      Euan communicates via a computerised voice aid and his work has helped to champion some really important research to enable people who are losing their voice through diseases like MND to retain the unique feature of their own voice – a really big part of our identity if we grow up communicating via speech. You can read more about this great work here (for what it’s worth, I donated my voice to the voicebank – this was so much fun!)

      As a vet, I am always challenged with trying to understand my patients who cannot ‘speak’ to me in the way that humans can. This pushes me to explore other ways of trying to understand their needs and feelings – the main thing you need for this is time.

      If you’re not sure if someone else wants to communicate with you or spend time with you, explore a different way of asking. Likewise, don’t rush to assume that someone needs your help just because they have a visible disability – ask first. Remember that some disabilities are not visible.

    • Photo: Rachel Hardy

      Rachel Hardy answered on 13 Jun 2019:

      I think that they still think similar to all of us – just maybe in slightly different ways. I volunteered at a special needs school in Morocco 2 years ago, and the children all enjoyed similar hobbies to any other child. For example, they loved playing in the swimming pool, learning dance routines and doing arts/crafts πŸ™‚

    • Photo: Ettie Unwin

      Ettie Unwin answered on 14 Jun 2019:

      Yes I do wander so I think it’s really important to ask them. I sat on an interview panel last week and it was interesting talking to the candidate about how best we could support them through the process and what changes we could make to accommodate what they needed.

    • Photo: Kaitlin Wade

      Kaitlin Wade answered on 14 Jun 2019:

      Yes, definitely. Mainly just so that I can understand if there is anything I can do to help them meet their needs. For example, one of my colleagues and actually one of my other friends is severly dyslexic so it takes them much longer than me to read through documentation. So, if they are having problems with communication or language, I would ask whether there is anything I can do to help or if there is a better/different way of doing something for them. It’s kind to help out someone when they are struggling, regardless of what disability or special needs they may have.

    • Photo: Kate Timms

      Kate Timms answered on 17 Jun 2019:

      Yes, quite a lot actually. When I was in college, my form was in a really small building that was just our form (the few who had chosen Archaeology as one of our A-levels) and the special needs class. We did quite a few events with them, and I always enjoying talking to them and having a laugh.
      I also myself have quite bad dyslexia and I know it means that not only do I have problems with spelling, but I also look at the world and experience it quite differently from those who aren’t dyslexic. It’s pretty mild as ‘disabilities’ go – though I would argue it’s closer to a super power! – but it did really affect me in school. It wasn’t diagnosed until university, so I was always in trouble in primary school for not knowing my times tables or passing my spelling tests. The teachers always assumed I didn’t do my homework by not learning them, so I was in detention nearly every day. In the end, I stopped trying to learn them. I was going to get punished anyway, so why bother wasting my time!

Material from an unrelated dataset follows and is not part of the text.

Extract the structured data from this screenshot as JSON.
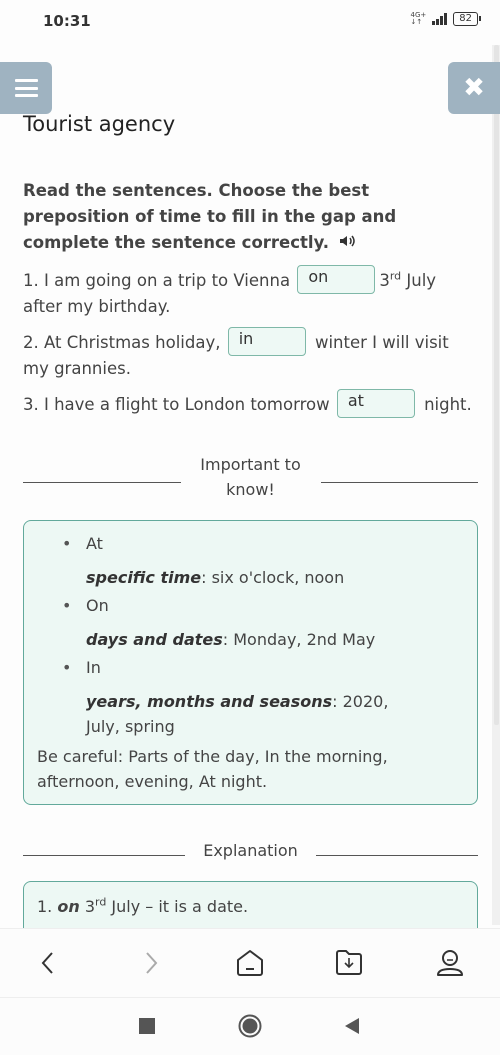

    • Photo: Thiloka Ratnaike

      Thiloka Ratnaike answered on 17 Jun 2019:

      I do! I always speak with the child during my consultations in hospital, even if they appear not to have any verbal skills because it is sometimes very unclear how much they might understand. Sometimes a severely disabled child may still pick up on the tones you use when you are discussing something with their parent and can become calmer as a result depending on how you interact with them! They all still experience the same emotions we would but have different ways of expressing these depending on their level of learning disability. It is a totally different set of communication skills which I am still trying to improve to be honest.